| ENTRIES SUPPLIED |
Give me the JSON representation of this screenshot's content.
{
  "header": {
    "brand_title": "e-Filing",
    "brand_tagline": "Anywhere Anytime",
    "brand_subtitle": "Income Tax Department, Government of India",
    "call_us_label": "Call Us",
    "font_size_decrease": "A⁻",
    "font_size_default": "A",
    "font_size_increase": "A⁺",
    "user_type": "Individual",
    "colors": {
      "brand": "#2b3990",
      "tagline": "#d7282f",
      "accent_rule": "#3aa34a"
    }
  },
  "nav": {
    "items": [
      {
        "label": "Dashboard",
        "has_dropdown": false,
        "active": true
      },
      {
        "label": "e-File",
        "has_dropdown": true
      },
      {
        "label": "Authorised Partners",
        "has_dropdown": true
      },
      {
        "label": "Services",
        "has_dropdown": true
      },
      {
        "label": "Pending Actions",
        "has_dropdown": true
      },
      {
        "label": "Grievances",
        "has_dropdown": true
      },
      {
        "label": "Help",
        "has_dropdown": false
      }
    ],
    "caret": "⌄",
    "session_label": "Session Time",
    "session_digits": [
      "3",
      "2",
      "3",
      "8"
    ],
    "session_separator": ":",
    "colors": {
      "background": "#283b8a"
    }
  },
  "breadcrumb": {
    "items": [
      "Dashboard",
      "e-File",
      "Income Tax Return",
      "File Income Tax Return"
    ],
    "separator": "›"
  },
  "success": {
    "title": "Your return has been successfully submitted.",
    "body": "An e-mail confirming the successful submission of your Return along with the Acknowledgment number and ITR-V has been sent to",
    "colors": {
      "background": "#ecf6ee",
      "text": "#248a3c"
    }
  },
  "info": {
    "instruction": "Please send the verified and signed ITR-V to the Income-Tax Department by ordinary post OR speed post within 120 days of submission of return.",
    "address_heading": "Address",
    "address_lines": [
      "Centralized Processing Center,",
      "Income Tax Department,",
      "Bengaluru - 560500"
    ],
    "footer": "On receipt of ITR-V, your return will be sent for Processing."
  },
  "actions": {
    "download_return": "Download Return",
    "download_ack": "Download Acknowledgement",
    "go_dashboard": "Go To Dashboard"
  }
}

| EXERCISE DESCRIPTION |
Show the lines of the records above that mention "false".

| YOUR SOLUTION |
        "has_dropdown": false,
        "has_dropdown": false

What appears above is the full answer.